History through rockers’ eyes
Rock lovers will agree that the National Auditorium was the right place to be last night, at the debut of Costa Rica’s first-ever original rock opera. “Heroes 1856” tells the story of the 1856 National Campaign in which Costa Ricans fought against the U.S. filibusters who tried to take over Central America.
The opera tells the story trough the voices of then-President Juan Mora Porras, filibuster William Walker, and Francisca “Pancha” Carrasco, a Costa Rican woman who fought alongside her male counterparts.
The opera started with a two-guitar verison of the “Patriótica Costarricense,” a beloved Costa Rican anthem. While playing the song the guitarists threw in one or two notes with a hint of rock. Then, suddenly, the familiar classic gave way to a completely rocking repertoire.
Out came President Porras, wearing his suit and characteristic hat, and proclaiming: “Costa Rica is so young, 35 years of independence… and I can’t believe we are already seeing threats coming from Guatemala and Nicaragua.”
“Nobody touches Costa Rica,” he declared, backed up by a faithful chorus: “We have democracy, justice and the blessing of God.”
Walker didn’t take long to make his appearance, yelling “Gentlemen, the American dream is what I have come to offer you… We are white, we are brothers, we are family.”
The story builds from there, with terrific performances by lead guitarists Ari Lotringer and Carlos Delgado, Carlos Pardo playing bass, Carlos Campos on keyboard and drummer Javier Chaves, all of whom kept the audience rocking throughout.
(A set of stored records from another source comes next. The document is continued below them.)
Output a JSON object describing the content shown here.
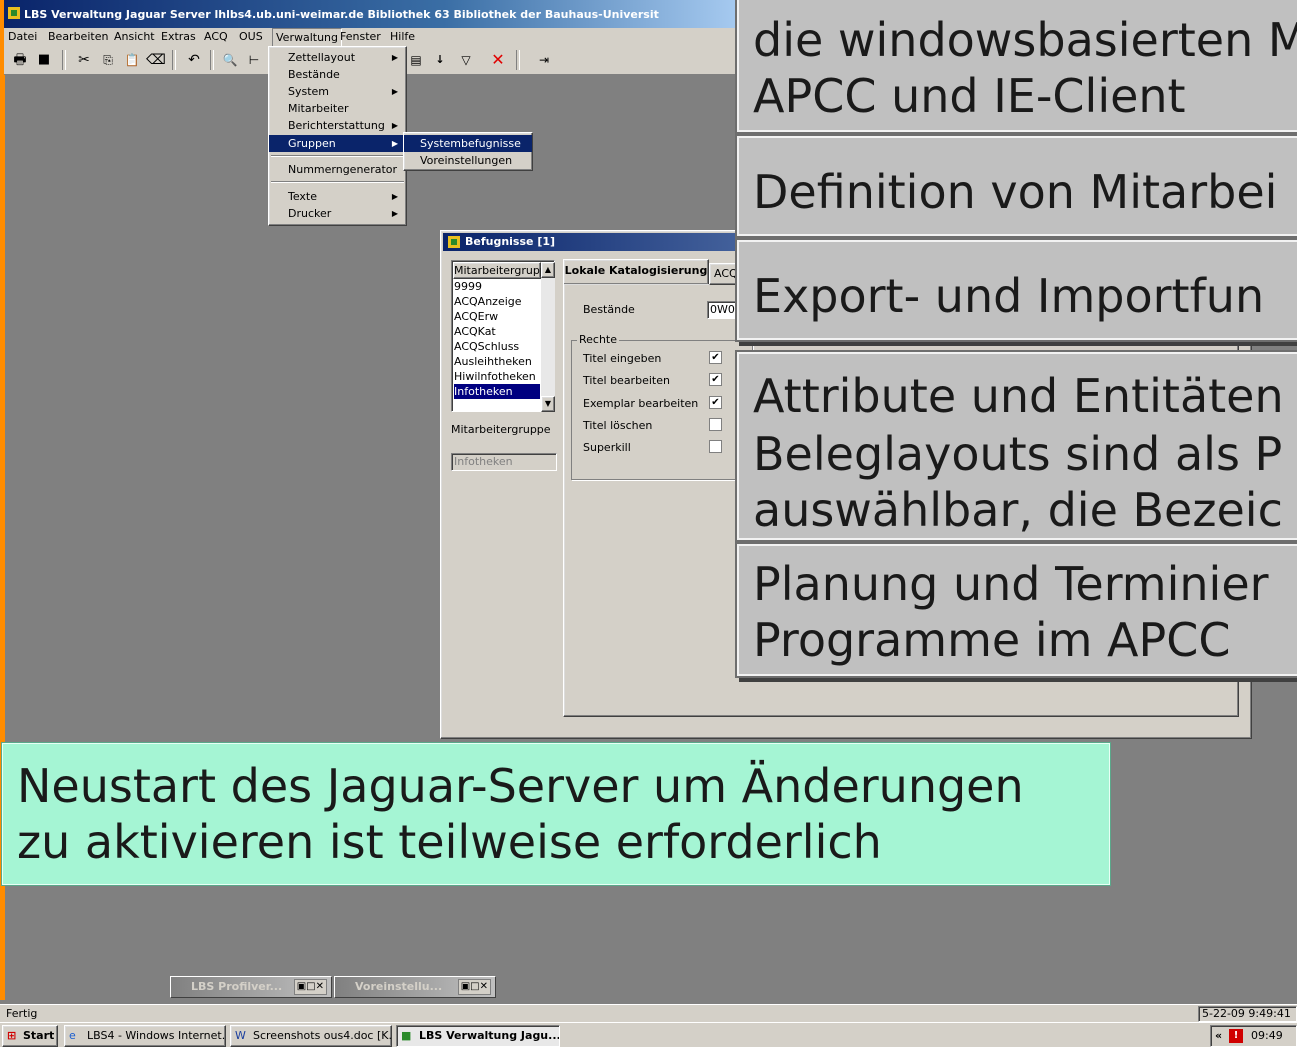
{
  "window": {
    "title": "LBS Verwaltung Jaguar Server lhlbs4.ub.uni-weimar.de  Bibliothek 63 Bibliothek der Bauhaus-Universit"
  },
  "menubar": [
    "Datei",
    "Bearbeiten",
    "Ansicht",
    "Extras",
    "ACQ",
    "OUS",
    "Verwaltung",
    "Fenster",
    "Hilfe"
  ],
  "verwaltung_menu": [
    {
      "label": "Zettellayout",
      "submenu": true
    },
    {
      "label": "Bestände",
      "submenu": false
    },
    {
      "label": "System",
      "submenu": true
    },
    {
      "label": "Mitarbeiter",
      "submenu": false
    },
    {
      "label": "Berichterstattung",
      "submenu": true
    },
    {
      "label": "Gruppen",
      "submenu": true,
      "selected": true
    },
    {
      "label": "Nummerngenerator",
      "submenu": false
    },
    {
      "label": "Texte",
      "submenu": true
    },
    {
      "label": "Drucker",
      "submenu": true
    }
  ],
  "gruppen_submenu": [
    {
      "label": "Systembefugnisse",
      "selected": true
    },
    {
      "label": "Voreinstellungen",
      "selected": false
    }
  ],
  "dialog": {
    "title": "Befugnisse [1]",
    "list_header": "Mitarbeitergrupp",
    "groups": [
      "9999",
      "ACQAnzeige",
      "ACQErw",
      "ACQKat",
      "ACQSchluss",
      "Ausleihtheken",
      "Hiwilnfotheken",
      "Infotheken"
    ],
    "selected_group": "Infotheken",
    "group_label": "Mitarbeitergruppe",
    "group_value": "Infotheken",
    "tabs": [
      "Lokale Katalogisierung",
      "ACQ"
    ],
    "bestaende_label": "Bestände",
    "bestaende_value": "0W0",
    "rechte_label": "Rechte",
    "rights": [
      {
        "label": "Titel eingeben",
        "checked": true
      },
      {
        "label": "Titel bearbeiten",
        "checked": true
      },
      {
        "label": "Exemplar bearbeiten",
        "checked": true
      },
      {
        "label": "Titel löschen",
        "checked": false
      },
      {
        "label": "Superkill",
        "checked": false
      }
    ]
  },
  "callouts": [
    {
      "lines": [
        "die windowsbasierten M",
        "APCC und IE-Client"
      ]
    },
    {
      "lines": [
        "Definition von Mitarbei"
      ]
    },
    {
      "lines": [
        "Export- und Importfun"
      ]
    },
    {
      "lines": [
        "Attribute und Entitäten",
        "Beleglayouts sind als P",
        "auswählbar, die Bezeic"
      ]
    },
    {
      "lines": [
        "Planung und Terminier",
        "Programme im APCC"
      ]
    }
  ],
  "green_callout": {
    "lines": [
      "Neustart des Jaguar-Server um Änderungen",
      "zu aktivieren ist teilweise erforderlich"
    ]
  },
  "minimized_windows": [
    "LBS Profilver...",
    "Voreinstellu..."
  ],
  "statusbar": {
    "left": "Fertig",
    "right": "5-22-09 9:49:41"
  },
  "taskbar": {
    "start": "Start",
    "tasks": [
      "LBS4 - Windows Internet...",
      "Screenshots ous4.doc [K...",
      "LBS Verwaltung Jagu..."
    ],
    "clock": "09:49"
  },
  "colors": {
    "titlebar": "#0a246a",
    "accent_orange": "#ff8c00",
    "green_callout": "#a5f5d4",
    "selection": "#0a246a"
  }
}
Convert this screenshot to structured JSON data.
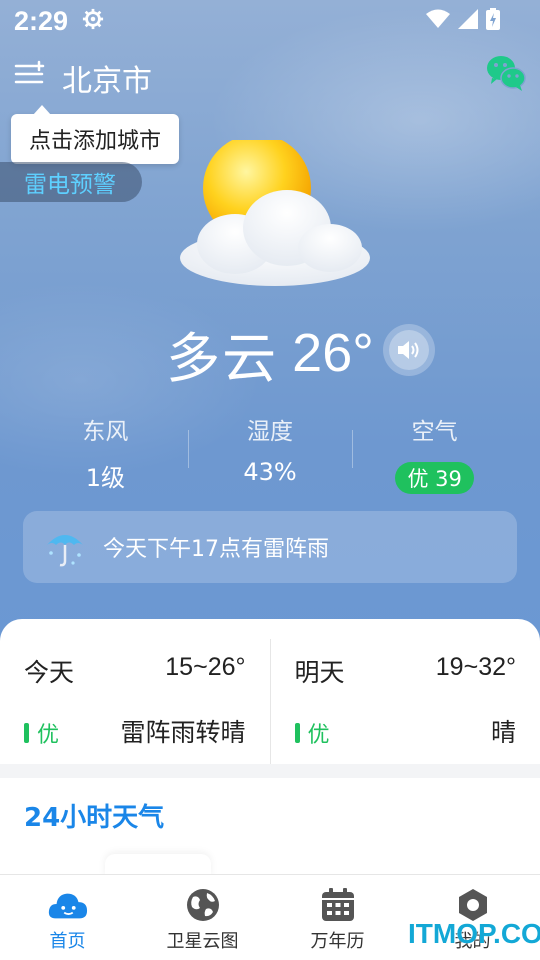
{
  "status_bar": {
    "time": "2:29"
  },
  "header": {
    "city": "北京市"
  },
  "tooltip": {
    "text": "点击添加城市"
  },
  "alert": {
    "text": "雷电预警"
  },
  "current": {
    "condition": "多云",
    "temperature": "26°"
  },
  "stats": [
    {
      "label": "东风",
      "value": "1级"
    },
    {
      "label": "湿度",
      "value": "43%"
    },
    {
      "label": "空气",
      "value": "优 39"
    }
  ],
  "notice": {
    "text": "今天下午17点有雷阵雨"
  },
  "forecast": [
    {
      "day": "今天",
      "range": "15~26°",
      "aqi": "优",
      "desc": "雷阵雨转晴"
    },
    {
      "day": "明天",
      "range": "19~32°",
      "aqi": "优",
      "desc": "晴"
    }
  ],
  "section": {
    "hourly_title": "24小时天气"
  },
  "nav": [
    {
      "label": "首页",
      "icon": "cloud-face-icon"
    },
    {
      "label": "卫星云图",
      "icon": "globe-icon"
    },
    {
      "label": "万年历",
      "icon": "calendar-icon"
    },
    {
      "label": "我的",
      "icon": "hexagon-icon"
    }
  ],
  "watermark": {
    "text": "ITMOP.COM"
  },
  "colors": {
    "accent": "#1a86e8",
    "aqi_good": "#1fc15e",
    "alert_text": "#5ed0ff"
  }
}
The choreography stood out as well, particularly a sequence in which dancers represent the people of Costa Rica attending the call of President Mora to arm themselves against the filibusters. However, the most touching performance was a dance a deux representing the Costa Rican women who had to bid farewell to their men, heading off to war.
Pancha Carrasco, of course, went right along with them, and “Juanito” Mora joined the forces as well in Rivas, Nicaragua, where William Walker and his army of mercenaries were waiting. The Costa Rican victory ends the show on a high note with songs of “Viva Costa Rica, Viva Pancha Carrasco, Viva Juanito Mora.”
It is, indeed, an extraordinary new way to see history, and there is still time to catch the show: performances continues through Sunday June 28.
Find more info about the show and its schedule in our preview.
“Heroes 1856″ will be performed June 27 at 4 p.m. and 8 p.m. and June 28 at 11 a.m. and 3 p.m. at the Children’s Museum’s National Auditorium, downtown San José. Tickets are ₡11,000-₡16,500. For tickets, visit the La Boleteria website.
You may be interested
Costa Rica will receive Covax vaccines in MayAlejandro Zúñiga - March 3, 2021
Costa Rica received 109,980 doses of the Pfizer/BioNTech vaccine on Tuesday night, the single-largest shipment delivered to the country, the Presidency…
Panama’s economy registers historic decline due to pandemicAFP - March 2, 2021
The economy of Panama, one of the largest in Central America, suffered a historic contraction of 17.9% in 2020 compared…
IMF loan ‘ultimately benefits all Costa Ricans,’ Alvarado says in interviewThe Tico Times - March 2, 2021
The International Monetary Fund (IMF) on Monday approved a three-year, $1.78 billion loan to help stabilize Costa Rica's economy. Read: IMF…